Following a Consortium story quoting Senator Janelle Sarauw who toured schools in St. Thomas over the weekend and said that at least three — Charlotte Amalie High School, the Addelita Cancryn Intermediate & Junior High School and the Lockhart Primary School — should be delayed by at least three days to allow for more preparation, the Department of Education on Sunday night reaffirmed its Sept. 3 opening school date and maintained that the schools were prepared for the school year.
Ms. Sarauw had visited the schools and even helped with some cleaning at Cancryn.
D.O.E. Commissioner Racquel Berry-Benjamin said members of her team in both districts conducted two days of assessments of the territory’s public schools to ensure schools would open on time.
“Our schools were thoroughly assessed in both districts and while there was some minor water damage and debris resulting from the storm, nothing we have found would impact us opening the school year as planned,” she said.
In addressing the question of school readiness, Ms. Berry-Benjamin pointed out that it has much more to do with matters that are visible to the public.
“School readiness is beyond fixing infrastructural and maintenance issues, as well as doing landscaping and correcting other challenges that might be readily visible on our campuses,” said the commissioner. “While these are important parts of the big picture, school readiness is also ensuring classrooms are adequately staffed, meals are ready to be served, bus and ferry transportation are in place for students, and much more—all of which the Department of Education has secured. We are ready.”

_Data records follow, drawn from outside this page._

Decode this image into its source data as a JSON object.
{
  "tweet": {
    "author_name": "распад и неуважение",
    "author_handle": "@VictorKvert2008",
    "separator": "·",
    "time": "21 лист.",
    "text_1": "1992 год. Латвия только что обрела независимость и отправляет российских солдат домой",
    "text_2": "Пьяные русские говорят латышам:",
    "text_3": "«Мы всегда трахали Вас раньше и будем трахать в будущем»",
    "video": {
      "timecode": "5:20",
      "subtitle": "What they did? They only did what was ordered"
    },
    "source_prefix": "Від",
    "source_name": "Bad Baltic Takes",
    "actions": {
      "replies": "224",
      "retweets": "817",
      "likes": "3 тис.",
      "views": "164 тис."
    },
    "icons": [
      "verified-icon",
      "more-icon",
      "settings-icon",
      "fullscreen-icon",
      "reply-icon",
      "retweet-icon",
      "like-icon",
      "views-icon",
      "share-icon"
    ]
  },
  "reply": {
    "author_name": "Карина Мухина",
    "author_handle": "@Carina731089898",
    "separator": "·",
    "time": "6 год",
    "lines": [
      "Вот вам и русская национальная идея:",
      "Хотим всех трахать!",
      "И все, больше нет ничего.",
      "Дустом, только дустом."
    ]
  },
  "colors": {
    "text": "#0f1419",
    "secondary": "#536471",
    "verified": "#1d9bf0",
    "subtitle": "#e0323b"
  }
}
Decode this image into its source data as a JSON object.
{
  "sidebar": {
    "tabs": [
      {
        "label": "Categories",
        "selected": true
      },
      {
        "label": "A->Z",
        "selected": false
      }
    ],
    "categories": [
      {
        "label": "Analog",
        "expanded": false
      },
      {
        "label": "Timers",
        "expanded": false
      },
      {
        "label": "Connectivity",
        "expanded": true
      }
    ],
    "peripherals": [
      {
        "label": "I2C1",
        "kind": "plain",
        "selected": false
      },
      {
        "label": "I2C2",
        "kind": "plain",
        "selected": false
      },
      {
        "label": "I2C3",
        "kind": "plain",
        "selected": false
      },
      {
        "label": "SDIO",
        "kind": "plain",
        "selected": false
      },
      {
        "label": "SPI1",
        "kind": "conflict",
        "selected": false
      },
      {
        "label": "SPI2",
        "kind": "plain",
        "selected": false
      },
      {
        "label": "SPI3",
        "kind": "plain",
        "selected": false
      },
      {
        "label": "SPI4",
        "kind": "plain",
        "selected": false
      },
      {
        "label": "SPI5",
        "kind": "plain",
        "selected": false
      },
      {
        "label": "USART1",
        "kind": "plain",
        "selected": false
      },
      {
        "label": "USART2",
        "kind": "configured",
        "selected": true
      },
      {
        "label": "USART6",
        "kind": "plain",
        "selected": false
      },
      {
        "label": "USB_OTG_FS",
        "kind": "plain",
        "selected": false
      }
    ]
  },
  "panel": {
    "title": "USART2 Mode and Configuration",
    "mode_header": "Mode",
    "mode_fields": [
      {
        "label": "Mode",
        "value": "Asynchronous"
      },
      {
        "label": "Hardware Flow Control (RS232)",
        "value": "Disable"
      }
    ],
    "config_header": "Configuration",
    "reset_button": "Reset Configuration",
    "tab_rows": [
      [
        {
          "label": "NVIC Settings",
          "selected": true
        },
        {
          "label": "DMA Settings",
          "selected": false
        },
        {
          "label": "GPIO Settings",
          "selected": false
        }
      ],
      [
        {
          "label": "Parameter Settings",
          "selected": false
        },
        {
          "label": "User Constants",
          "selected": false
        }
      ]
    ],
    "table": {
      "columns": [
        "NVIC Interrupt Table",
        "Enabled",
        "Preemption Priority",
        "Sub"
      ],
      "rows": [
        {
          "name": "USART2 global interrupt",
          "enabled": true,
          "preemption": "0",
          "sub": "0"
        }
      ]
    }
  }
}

Ms. Berry-Benjamin said the Department of Education has had to prioritize projects based on limited funding the department receives in its annual budget. She also said D.O.E. conducts year-round maintenance, a statement that has been challenged by senators who toured the territory’s schools in August and found facilities appearing to be in a state of abandonment. “The schools look like they’re abandoned,” Senator Kurt Vialet said during a school tour last month.
D.O.E. shared some pictures showing preparatory and repair work at a number of the territory’s school facilities.
“Given the age of many of our school buildings, we can expect that something will always need improvement,” the commissioner said. “While we would like to, we simply cannot address all of the issues at our schools at once. Therefore, we prioritize our work based on available funding, and level of safety risk to students and staff. We ask for your understanding and continued support as we conduct maintenance year-round and a variety of larger projects over the next few years—culminating in the construction of new schools.”
After her tour over the weekend, Ms. Sarauw said, “Administrators, teachers and support staff are performing herculean tasks at this stage in the game. They are indeed a precious natural resource. Given the latest developments and reshuffling of CAHS, Cancryn and Lockhart school there is still a bit of chaos and uncertainty. Ironically on Labor Day weekend, where we observe the social and economic achievements of workers, many of those union employees will be working through the holiday in order to prepare for Tuesday. But, I firmly believe that school should be delayed two – three days for those three schools in particular. They are truly not ready to open. If we rush the opening of school for those three schools, staff will begin the year disorganized, burnt out and stressed. The mental state of our professionals should be taken into account.”